US4801525 *Jul 31, 1987Jan 31, 1989Fuji Photo Film Co., Ltd.Infrared sensitized silver halide light-sensitive element with mordant dye over layer
EP0292322A2 *May 20, 1988Nov 23, 1988Minnesota Mining And Manufacturing CompanyDyes suitable for sensitization of photoconductive systems
Non-Patent Citations
Reference
1 *Research Disclosure No. 17363, vol. 173, Sept. 1978, Kenneth Mason, Publications, Hampshire, England.
Referenced by
Citing PatentFiling datePublication dateApplicantTitle
US5264336 *Apr 10, 1991Nov 23, 1993Eastman Kodak CompanySilver brom(oiod)ide emulsions of increased sensitivity in the near infrared

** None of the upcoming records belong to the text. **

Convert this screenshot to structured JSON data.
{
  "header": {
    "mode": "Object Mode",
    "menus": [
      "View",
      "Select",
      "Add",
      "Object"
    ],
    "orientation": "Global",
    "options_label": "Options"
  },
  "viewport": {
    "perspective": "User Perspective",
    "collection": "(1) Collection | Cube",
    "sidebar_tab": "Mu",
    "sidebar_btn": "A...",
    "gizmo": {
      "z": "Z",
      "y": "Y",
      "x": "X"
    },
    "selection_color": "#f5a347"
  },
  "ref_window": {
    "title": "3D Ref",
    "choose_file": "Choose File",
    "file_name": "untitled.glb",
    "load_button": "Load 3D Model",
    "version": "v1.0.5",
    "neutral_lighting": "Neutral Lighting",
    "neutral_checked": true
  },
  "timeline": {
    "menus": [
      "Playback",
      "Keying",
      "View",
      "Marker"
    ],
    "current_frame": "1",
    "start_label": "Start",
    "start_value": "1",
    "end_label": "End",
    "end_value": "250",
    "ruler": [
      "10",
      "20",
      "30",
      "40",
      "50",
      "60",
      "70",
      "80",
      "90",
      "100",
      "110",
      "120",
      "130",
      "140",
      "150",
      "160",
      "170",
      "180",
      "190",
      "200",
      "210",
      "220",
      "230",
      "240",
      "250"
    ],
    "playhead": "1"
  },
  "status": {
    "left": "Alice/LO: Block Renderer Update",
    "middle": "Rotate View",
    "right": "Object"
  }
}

US5387502 *Aug 30, 1993Feb 7, 1995Fuji Photo Film Co., Ltd.Silver halide photographic material
US5403686 *Sep 27, 1993Apr 4, 1995Eastman Kodak CompanyElectrophotographic element and imaging method exhibiting reduced incidence of laser interference patterns
US5441866 *Jan 26, 1995Aug 15, 1995Minnesota Mining And Manufacturing CompanySensitizers for photothermographic elements
US5541054 *Apr 20, 1995Jul 30, 1996Minnesota Mining & Manufacturing CompanySpectral sensitizing dyes for photothermographic elements
US5763152 *Mar 29, 1996Jun 9, 1998Fuji Photo Film Co., Ltd.Silver halide photographic light-sensitive material
US5783377 *Sep 4, 1996Jul 21, 1998Eastman Kodak CompanyInfrared absorber dyes
US5882846 *Jan 8, 1993Mar 16, 1999Imation Corp.Infrared sensitive photographic elements
EP0578173A1Jul 5, 1993Jan 12, 1994Fuji Photo Film Co., Ltd.Silver halide color photographic material and method for forming a color image
WO1996033442A1 *Feb 29, 1996Oct 24, 1996Minnesota Mining And Manufacturing CompanySpectral sensitizing dyes for photothermographic elements
Classifications
U.S. Classification430/584, 430/944
International ClassificationG03C5/16, G03C1/12, G03C1/20
Cooperative ClassificationY10S430/145, G03C1/20
European ClassificationG03C1/20
Legal Events
DateCodeEventDescription
Sep 26, 1989ASAssignment
Owner name: EASTMAN KODAK COMPANY, ROCHESTER, NY A CORP. OF NJ
Free format text: ASSIGNMENT OF ASSIGNORS INTEREST.;ASSIGNORS:PARTON, RICHARD L.;MUENTER, ANNABEL A.;STEGMAN, DAVID A.;REEL/FRAME:005144/0353
Effective date: 19890920
Apr 15, 1994FPAYFee payment
Year of fee payment: 4
May 29, 1998FPAYFee payment
Year of fee payment: 8
May 30, 2002FPAYFee payment
Year of fee payment: 12
Jun 18, 2002REMIMaintenance fee reminder mailed